▸ EXERCISE OBJECTIVE:
Give the number of lines in the records below that contain the word "marker", and nothing more.

▸ LISTED ENTRIES:
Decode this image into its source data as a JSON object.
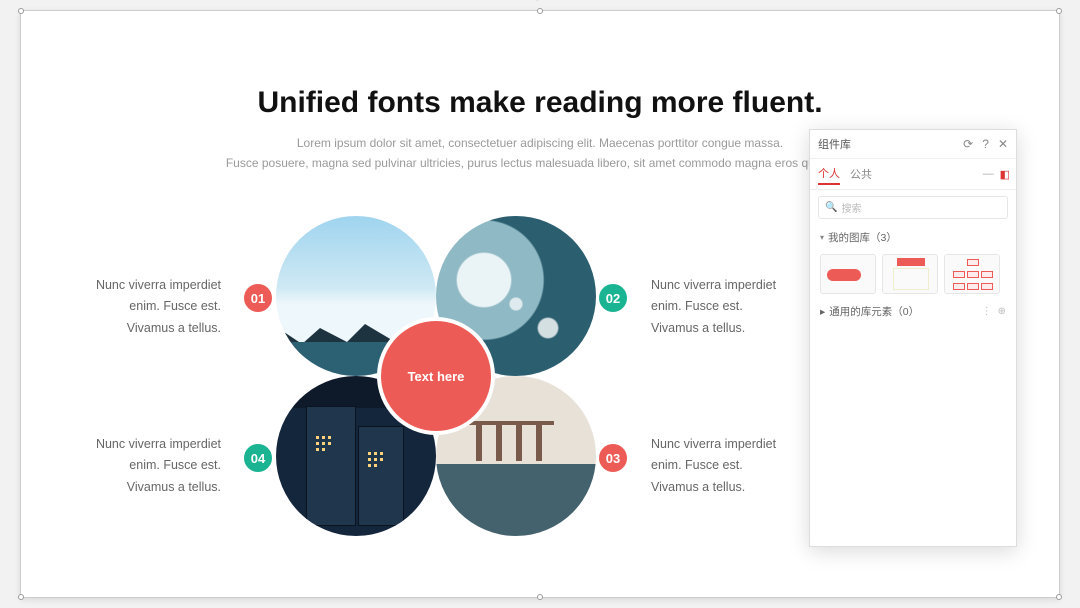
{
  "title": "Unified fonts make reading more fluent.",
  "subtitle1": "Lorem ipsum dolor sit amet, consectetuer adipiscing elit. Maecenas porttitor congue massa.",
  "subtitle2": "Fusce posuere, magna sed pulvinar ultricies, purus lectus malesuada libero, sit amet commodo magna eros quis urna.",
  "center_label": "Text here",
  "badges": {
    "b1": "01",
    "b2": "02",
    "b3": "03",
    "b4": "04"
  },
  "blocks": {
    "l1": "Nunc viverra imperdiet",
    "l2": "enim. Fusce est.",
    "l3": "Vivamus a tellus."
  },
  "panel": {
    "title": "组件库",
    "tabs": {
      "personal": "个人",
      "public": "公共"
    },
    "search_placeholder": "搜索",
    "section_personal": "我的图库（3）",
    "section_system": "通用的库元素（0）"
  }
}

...

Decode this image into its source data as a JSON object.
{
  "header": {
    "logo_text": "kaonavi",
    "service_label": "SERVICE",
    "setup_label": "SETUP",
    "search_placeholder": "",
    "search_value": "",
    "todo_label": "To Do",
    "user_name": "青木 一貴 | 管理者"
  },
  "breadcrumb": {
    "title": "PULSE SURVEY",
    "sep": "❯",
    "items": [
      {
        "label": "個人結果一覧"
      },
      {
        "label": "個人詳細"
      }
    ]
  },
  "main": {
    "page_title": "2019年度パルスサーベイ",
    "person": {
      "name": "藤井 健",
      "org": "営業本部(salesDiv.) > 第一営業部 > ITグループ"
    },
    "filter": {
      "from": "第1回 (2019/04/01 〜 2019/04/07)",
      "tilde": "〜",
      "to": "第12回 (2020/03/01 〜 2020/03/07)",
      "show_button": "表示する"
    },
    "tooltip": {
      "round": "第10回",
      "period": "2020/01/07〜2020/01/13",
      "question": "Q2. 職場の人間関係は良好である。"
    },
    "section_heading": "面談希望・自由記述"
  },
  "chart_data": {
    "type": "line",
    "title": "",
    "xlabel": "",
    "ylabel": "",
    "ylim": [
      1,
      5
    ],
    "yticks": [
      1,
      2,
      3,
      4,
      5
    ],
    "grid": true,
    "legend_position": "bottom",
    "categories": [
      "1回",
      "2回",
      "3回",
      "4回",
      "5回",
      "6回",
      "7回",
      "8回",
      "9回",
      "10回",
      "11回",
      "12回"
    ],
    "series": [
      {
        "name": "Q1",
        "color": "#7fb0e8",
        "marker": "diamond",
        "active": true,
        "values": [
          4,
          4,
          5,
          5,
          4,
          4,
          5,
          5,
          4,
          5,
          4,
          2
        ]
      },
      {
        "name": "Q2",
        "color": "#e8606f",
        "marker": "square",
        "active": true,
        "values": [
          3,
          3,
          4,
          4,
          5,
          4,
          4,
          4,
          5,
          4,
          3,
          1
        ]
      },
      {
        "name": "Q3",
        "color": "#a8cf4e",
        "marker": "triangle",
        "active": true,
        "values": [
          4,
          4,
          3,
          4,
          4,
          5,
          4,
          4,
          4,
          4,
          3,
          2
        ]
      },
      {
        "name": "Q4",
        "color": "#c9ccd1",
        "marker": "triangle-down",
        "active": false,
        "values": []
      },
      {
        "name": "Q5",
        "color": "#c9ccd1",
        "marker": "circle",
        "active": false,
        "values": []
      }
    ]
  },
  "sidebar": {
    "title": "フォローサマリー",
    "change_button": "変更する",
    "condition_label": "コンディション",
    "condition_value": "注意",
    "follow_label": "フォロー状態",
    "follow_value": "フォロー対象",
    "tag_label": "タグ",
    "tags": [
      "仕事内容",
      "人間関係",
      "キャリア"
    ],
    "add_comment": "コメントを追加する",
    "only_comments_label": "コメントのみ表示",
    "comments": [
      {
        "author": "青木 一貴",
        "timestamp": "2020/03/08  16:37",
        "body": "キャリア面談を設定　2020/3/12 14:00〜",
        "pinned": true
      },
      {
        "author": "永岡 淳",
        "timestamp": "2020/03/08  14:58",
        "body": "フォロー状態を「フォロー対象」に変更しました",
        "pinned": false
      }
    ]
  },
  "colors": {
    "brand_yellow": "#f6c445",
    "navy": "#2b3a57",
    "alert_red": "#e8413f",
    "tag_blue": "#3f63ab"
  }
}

▸ EXPECTED ANSWER:
5